How To: A Student’s Guide to Cooking on the Cheap
The biggest culture shock I got when first leaving home as a bright eyed, optimistic fresher wasn’t having to do my own washing, nor the sudden emancipation from my parents, no. It was the price of ham. Like, proper quality ham that isn’t formed into suspiciously neat rectangles or circles (or the hallmark of quality – rectangles with circular edges). Ham is expensive! And it doesn’t end there! Proper cheese that isn’t marketed as ‘cheddar-style’ cheese, fruit juice that isn’t from concentrate, and worst of all fresh meat – chicken breasts are how much? BUT WHERE’S THE REST OF THE CHICKEN? Luxuries like these don’t come cheap, and it’s no wonder so many students turn to things that can be put on toast – eating is an expensive habit.
I’m now in the 43rd year of my PhD, and living the student life for so long has taught me a few things about working to a tight budget. In this How To series, I hope to share some of this earned wisdom with you because budget living isn’t glamorous – but it doesn’t have to be ugly either. This week is my guide to cooking on the cheap.
There are two words you need to know when it comes to cooking on the cheap: batch cooking. This is your mantra to eating cheap. Cooking meals en masse to feed you over the next few weeks is a game changer – not only is it wallet-friendly, but the convenience of fishing a homemade meal out of the freezer when you can’t be bothered to get dressed/are hungover is pretty great.
Before leaping face first in to batch cooking though, a rigorous mental preparation is required. Much like attaining nirvana in Buddhism or a first in a last-minute essay, batch cooking requires a certain stillness of mind – your inner chef’s chi if you will. First, you must find a batch cook friendly recipe. Bolognese, chili, curry, and soups are good batch cook fodder – they’re low maintenance, can be portioned up, and freeze with the greatest of ease. If you’re a vegetarian or a vegetarian sympathizer then meals like these will cost you next to nothing. Tray bake dishes like lasagna and moussaka are also options for an intermediate batch cooker, but keep it simple to start with.

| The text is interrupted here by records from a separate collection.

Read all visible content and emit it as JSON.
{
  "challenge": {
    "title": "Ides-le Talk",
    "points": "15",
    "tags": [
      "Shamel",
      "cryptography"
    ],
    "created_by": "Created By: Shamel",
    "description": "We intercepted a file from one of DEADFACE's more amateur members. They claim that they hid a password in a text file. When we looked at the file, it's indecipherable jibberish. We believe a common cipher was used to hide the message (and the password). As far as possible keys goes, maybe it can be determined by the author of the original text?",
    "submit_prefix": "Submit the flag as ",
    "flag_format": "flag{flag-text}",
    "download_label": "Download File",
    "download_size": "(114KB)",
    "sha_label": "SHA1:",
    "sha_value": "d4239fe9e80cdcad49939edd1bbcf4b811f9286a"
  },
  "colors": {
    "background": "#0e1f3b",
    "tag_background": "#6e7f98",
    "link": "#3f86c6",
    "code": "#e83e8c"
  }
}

The second step to successful batch cooking is the acquisition of appropriate goods at an affordable locale. So you know, go shopping. Lidl and Aldi are like bloody cathedrals to the batch cookist, so get yourself down to your local chapter and put some time in. You could also try a smaller parish churches like butchers and market stalls if that’s your thing. Try shopping at these places towards the end of the working day for good deals.
Having achieved these steps, you are now ready for kitchen preparation. Ensure you are well equipped with the right cooking apparatus. A big old pan is a requirement, as is the freezer space and Tupperware to store the fruits of your labour. With these steps in hand, you have achieved the correct state of mind to begin batch cooking. From here you need only to go forth and cook. Best get going then.